<<<<

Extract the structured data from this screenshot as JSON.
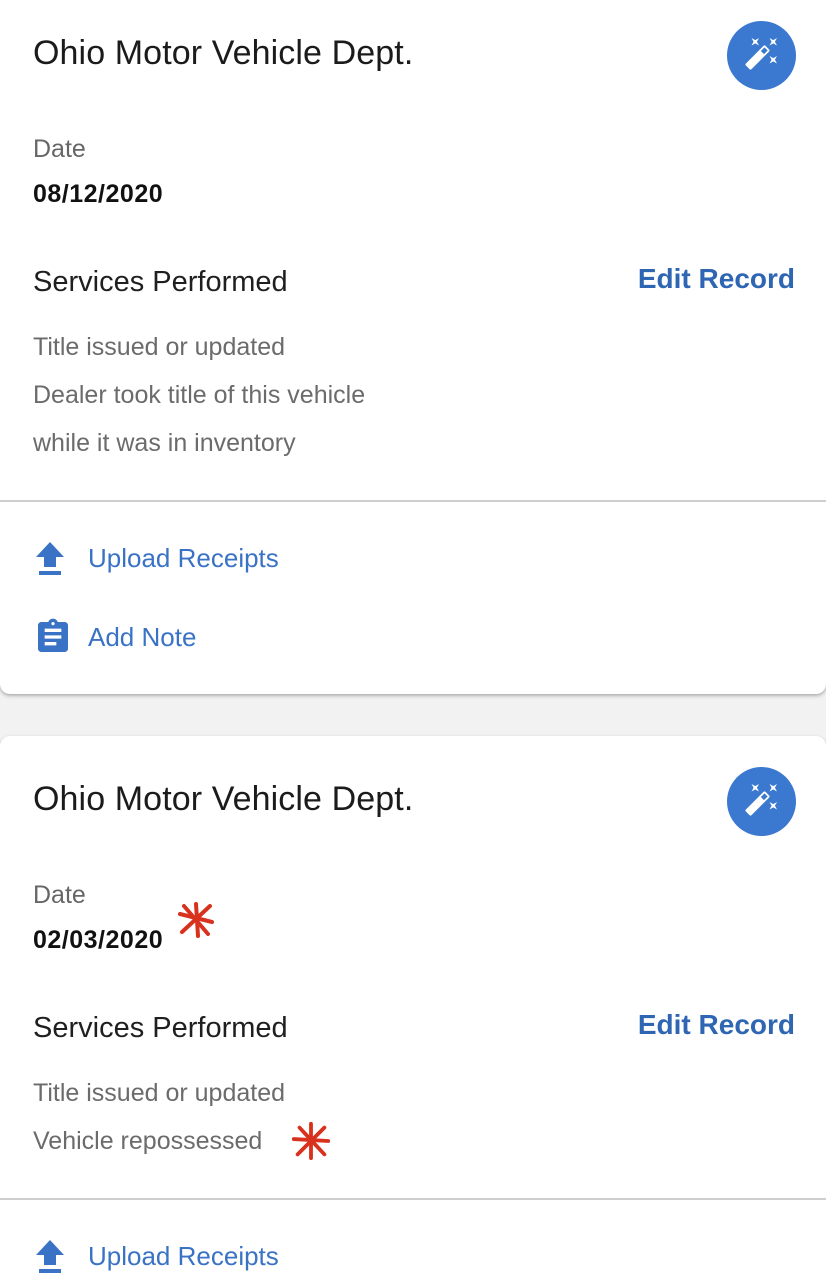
{
  "records": [
    {
      "provider": "Ohio Motor Vehicle Dept.",
      "date_label": "Date",
      "date_value": "08/12/2020",
      "services_heading": "Services Performed",
      "edit_label": "Edit Record",
      "services": [
        "Title issued or updated",
        "Dealer took title of this vehicle",
        "while it was in inventory"
      ],
      "actions": {
        "upload_label": "Upload Receipts",
        "note_label": "Add Note"
      }
    },
    {
      "provider": "Ohio Motor Vehicle Dept.",
      "date_label": "Date",
      "date_value": "02/03/2020",
      "services_heading": "Services Performed",
      "edit_label": "Edit Record",
      "services": [
        "Title issued or updated",
        "Vehicle repossessed"
      ],
      "actions": {
        "upload_label": "Upload Receipts"
      }
    }
  ],
  "icons": {
    "magic": "magic-wand-icon",
    "upload": "upload-icon",
    "note": "clipboard-icon",
    "annotation": "red-asterisk-mark"
  },
  "colors": {
    "accent": "#3b78cf",
    "link": "#2f66b3",
    "annotation": "#d8321e"
  }
}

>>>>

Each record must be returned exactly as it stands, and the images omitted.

Extract the structured data from this screenshot as JSON.
{
  "records": [
    {
      "provider": "Ohio Motor Vehicle Dept.",
      "date_label": "Date",
      "date_value": "08/12/2020",
      "services_heading": "Services Performed",
      "edit_label": "Edit Record",
      "services": [
        "Title issued or updated",
        "Dealer took title of this vehicle",
        "while it was in inventory"
      ],
      "actions": {
        "upload_label": "Upload Receipts",
        "note_label": "Add Note"
      }
    },
    {
      "provider": "Ohio Motor Vehicle Dept.",
      "date_label": "Date",
      "date_value": "02/03/2020",
      "services_heading": "Services Performed",
      "edit_label": "Edit Record",
      "services": [
        "Title issued or updated",
        "Vehicle repossessed"
      ],
      "actions": {
        "upload_label": "Upload Receipts"
      }
    }
  ],
  "icons": {
    "magic": "magic-wand-icon",
    "upload": "upload-icon",
    "note": "clipboard-icon",
    "annotation": "red-asterisk-mark"
  },
  "colors": {
    "accent": "#3b78cf",
    "link": "#2f66b3",
    "annotation": "#d8321e"
  }
}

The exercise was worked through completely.